- **Assigned task**
When a line in the records contains the string "shows", copy that line.

- **Given data**
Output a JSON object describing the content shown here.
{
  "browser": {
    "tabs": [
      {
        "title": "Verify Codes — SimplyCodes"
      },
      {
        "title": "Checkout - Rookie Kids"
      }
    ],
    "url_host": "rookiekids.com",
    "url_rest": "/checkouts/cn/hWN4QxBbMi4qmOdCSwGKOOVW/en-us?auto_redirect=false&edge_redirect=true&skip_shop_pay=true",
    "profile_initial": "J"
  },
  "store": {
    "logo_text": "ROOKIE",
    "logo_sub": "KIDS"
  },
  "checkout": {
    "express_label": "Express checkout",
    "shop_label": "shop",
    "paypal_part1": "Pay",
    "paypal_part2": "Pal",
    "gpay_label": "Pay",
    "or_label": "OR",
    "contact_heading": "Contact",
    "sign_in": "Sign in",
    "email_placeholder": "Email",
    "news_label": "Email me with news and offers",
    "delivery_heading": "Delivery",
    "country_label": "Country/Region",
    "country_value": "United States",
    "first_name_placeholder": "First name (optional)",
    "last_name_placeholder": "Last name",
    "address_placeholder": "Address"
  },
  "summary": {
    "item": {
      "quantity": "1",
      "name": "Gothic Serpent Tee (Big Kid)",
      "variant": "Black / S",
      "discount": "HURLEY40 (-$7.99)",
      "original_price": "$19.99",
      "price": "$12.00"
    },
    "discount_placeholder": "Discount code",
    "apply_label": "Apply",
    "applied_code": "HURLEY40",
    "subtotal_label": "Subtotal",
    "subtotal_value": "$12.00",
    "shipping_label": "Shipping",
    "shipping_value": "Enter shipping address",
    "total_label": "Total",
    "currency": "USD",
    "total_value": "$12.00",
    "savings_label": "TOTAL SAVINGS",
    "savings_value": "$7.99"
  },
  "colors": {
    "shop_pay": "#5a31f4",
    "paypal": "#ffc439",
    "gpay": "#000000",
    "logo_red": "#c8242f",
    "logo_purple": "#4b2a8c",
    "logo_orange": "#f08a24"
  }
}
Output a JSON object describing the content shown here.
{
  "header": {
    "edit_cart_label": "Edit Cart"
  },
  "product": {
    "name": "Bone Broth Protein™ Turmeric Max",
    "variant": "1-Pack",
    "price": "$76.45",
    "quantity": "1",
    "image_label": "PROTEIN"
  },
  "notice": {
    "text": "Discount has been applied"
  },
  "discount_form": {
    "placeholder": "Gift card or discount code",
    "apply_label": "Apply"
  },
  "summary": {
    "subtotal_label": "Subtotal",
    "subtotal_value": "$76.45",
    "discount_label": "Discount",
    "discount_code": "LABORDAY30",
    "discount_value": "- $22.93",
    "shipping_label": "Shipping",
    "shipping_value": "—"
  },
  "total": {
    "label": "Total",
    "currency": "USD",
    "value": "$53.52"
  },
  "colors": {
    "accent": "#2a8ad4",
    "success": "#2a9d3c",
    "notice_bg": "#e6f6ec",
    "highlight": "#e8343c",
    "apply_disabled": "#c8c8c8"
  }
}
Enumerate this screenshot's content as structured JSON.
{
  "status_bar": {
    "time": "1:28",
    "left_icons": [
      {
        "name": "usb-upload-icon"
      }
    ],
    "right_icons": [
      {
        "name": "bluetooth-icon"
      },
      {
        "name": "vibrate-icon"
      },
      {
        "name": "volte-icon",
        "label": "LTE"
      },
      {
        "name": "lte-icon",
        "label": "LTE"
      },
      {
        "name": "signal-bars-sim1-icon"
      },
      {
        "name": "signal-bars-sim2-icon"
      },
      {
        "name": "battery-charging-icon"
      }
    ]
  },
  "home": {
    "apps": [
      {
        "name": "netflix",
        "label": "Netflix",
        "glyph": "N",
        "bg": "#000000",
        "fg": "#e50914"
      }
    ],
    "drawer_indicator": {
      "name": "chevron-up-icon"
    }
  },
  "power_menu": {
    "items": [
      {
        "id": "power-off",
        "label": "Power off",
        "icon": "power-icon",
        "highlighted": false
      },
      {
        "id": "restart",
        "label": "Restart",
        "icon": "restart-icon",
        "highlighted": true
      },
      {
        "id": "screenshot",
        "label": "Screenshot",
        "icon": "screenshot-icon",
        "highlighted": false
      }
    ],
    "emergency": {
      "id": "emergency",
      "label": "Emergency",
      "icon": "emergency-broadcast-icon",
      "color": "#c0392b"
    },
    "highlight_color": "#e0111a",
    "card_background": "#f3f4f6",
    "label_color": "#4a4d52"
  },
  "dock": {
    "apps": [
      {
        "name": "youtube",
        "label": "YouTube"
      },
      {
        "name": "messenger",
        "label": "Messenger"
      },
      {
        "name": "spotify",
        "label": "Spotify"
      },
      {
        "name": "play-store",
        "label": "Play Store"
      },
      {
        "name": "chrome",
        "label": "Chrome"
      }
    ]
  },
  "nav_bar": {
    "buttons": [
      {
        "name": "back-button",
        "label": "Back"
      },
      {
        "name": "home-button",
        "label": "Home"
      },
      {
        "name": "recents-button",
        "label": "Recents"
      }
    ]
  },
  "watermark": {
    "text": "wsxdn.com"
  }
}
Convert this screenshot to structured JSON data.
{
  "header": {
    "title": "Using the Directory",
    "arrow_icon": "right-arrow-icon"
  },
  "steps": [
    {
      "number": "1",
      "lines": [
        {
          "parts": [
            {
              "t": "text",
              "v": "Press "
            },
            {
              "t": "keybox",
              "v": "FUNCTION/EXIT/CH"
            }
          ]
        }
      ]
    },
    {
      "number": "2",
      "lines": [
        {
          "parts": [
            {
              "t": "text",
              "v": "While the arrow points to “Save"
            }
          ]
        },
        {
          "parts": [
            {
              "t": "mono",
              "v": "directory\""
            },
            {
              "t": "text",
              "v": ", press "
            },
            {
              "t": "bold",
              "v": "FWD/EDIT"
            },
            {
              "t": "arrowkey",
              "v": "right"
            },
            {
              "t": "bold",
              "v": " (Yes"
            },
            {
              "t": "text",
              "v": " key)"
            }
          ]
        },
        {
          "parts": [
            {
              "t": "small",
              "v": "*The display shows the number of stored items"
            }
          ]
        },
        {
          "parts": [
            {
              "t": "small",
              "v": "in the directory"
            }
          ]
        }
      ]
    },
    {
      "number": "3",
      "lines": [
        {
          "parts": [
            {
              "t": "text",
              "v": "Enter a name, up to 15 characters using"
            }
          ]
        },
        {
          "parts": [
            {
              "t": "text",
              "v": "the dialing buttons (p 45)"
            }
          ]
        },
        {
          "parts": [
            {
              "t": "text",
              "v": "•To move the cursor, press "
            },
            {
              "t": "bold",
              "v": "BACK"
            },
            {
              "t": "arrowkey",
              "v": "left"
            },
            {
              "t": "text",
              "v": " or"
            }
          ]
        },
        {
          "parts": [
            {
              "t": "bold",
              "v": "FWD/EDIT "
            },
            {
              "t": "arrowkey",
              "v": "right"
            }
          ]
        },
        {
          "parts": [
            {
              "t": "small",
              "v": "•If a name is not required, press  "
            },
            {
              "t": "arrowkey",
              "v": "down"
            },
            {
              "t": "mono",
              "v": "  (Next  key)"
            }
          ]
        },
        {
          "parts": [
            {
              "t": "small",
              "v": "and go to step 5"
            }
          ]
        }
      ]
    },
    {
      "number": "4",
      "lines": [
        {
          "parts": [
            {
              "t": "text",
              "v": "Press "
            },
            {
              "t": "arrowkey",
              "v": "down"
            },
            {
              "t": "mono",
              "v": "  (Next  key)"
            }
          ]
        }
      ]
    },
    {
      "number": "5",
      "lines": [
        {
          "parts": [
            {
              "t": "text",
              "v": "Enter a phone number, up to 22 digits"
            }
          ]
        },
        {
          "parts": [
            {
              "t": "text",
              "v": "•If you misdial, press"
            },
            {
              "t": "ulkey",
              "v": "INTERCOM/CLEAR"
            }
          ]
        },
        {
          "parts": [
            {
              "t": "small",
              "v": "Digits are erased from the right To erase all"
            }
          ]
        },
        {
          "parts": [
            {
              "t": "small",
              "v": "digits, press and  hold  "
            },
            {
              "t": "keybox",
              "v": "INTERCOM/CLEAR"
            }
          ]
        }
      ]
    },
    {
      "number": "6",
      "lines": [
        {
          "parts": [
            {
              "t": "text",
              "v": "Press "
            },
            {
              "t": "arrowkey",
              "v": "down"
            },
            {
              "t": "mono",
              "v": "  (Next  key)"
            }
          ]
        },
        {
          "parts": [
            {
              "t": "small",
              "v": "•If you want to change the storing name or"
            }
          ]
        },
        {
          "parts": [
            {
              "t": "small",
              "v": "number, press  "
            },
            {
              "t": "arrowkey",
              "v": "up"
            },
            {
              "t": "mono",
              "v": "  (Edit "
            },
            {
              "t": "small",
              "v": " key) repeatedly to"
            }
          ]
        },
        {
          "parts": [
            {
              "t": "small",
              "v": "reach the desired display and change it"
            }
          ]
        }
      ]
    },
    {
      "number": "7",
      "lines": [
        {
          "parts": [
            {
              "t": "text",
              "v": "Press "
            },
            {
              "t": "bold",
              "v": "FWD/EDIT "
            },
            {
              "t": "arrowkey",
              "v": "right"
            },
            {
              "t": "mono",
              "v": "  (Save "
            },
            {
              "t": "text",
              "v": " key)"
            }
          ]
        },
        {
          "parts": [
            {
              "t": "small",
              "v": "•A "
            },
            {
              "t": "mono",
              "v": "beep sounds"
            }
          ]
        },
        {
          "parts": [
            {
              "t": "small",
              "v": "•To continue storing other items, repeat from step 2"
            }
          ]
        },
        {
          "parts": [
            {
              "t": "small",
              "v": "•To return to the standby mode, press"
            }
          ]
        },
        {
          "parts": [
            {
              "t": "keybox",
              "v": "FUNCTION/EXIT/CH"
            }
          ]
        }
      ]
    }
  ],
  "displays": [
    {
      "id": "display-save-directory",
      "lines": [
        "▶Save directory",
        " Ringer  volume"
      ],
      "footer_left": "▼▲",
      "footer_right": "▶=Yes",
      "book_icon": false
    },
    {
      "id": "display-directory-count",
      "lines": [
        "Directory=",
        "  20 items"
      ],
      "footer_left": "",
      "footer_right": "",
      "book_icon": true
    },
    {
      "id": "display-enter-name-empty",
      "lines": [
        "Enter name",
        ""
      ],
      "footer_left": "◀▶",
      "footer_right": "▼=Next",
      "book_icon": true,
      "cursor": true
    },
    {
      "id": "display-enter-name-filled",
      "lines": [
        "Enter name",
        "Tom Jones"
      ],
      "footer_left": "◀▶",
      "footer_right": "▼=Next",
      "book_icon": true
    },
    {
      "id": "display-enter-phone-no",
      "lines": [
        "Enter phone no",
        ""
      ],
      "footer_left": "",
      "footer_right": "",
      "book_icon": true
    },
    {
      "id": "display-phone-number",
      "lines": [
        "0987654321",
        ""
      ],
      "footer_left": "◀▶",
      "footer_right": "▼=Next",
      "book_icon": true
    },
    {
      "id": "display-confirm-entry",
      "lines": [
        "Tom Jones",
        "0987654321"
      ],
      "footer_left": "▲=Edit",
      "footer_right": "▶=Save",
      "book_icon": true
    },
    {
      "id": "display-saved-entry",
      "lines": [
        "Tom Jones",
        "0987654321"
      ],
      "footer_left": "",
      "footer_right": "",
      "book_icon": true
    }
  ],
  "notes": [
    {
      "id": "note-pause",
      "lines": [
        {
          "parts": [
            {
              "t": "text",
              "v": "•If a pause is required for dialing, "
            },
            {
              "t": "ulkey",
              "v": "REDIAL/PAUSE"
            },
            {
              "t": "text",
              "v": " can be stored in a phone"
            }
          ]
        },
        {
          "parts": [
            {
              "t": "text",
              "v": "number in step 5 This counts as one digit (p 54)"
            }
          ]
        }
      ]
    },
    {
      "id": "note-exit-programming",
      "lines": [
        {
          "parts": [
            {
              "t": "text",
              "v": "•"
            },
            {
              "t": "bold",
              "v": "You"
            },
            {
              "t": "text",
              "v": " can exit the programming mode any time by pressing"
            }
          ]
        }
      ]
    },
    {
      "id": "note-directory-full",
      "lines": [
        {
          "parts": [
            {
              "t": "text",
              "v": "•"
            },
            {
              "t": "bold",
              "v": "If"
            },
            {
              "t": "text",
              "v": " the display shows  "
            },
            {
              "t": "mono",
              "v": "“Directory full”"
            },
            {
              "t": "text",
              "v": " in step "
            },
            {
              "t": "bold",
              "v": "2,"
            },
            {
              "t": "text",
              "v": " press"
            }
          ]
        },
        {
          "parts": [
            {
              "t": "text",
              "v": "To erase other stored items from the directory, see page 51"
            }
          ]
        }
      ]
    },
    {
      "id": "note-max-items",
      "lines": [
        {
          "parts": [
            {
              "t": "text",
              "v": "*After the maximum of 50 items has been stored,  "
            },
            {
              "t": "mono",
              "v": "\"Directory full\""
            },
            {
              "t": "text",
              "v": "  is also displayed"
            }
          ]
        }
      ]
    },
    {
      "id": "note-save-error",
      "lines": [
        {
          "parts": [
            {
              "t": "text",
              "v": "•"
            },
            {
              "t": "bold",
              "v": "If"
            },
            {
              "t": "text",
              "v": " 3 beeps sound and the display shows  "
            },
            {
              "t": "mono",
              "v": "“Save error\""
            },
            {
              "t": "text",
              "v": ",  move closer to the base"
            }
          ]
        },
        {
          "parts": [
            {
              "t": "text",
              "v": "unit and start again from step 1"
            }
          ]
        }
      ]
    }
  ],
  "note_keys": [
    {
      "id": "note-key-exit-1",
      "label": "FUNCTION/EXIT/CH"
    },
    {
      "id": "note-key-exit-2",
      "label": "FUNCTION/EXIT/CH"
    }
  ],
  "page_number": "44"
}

- **Answer below**
              "v": "*The display shows the number of stored items"
              "v": " the display shows  "
              "v": " 3 beeps sound and the display shows  "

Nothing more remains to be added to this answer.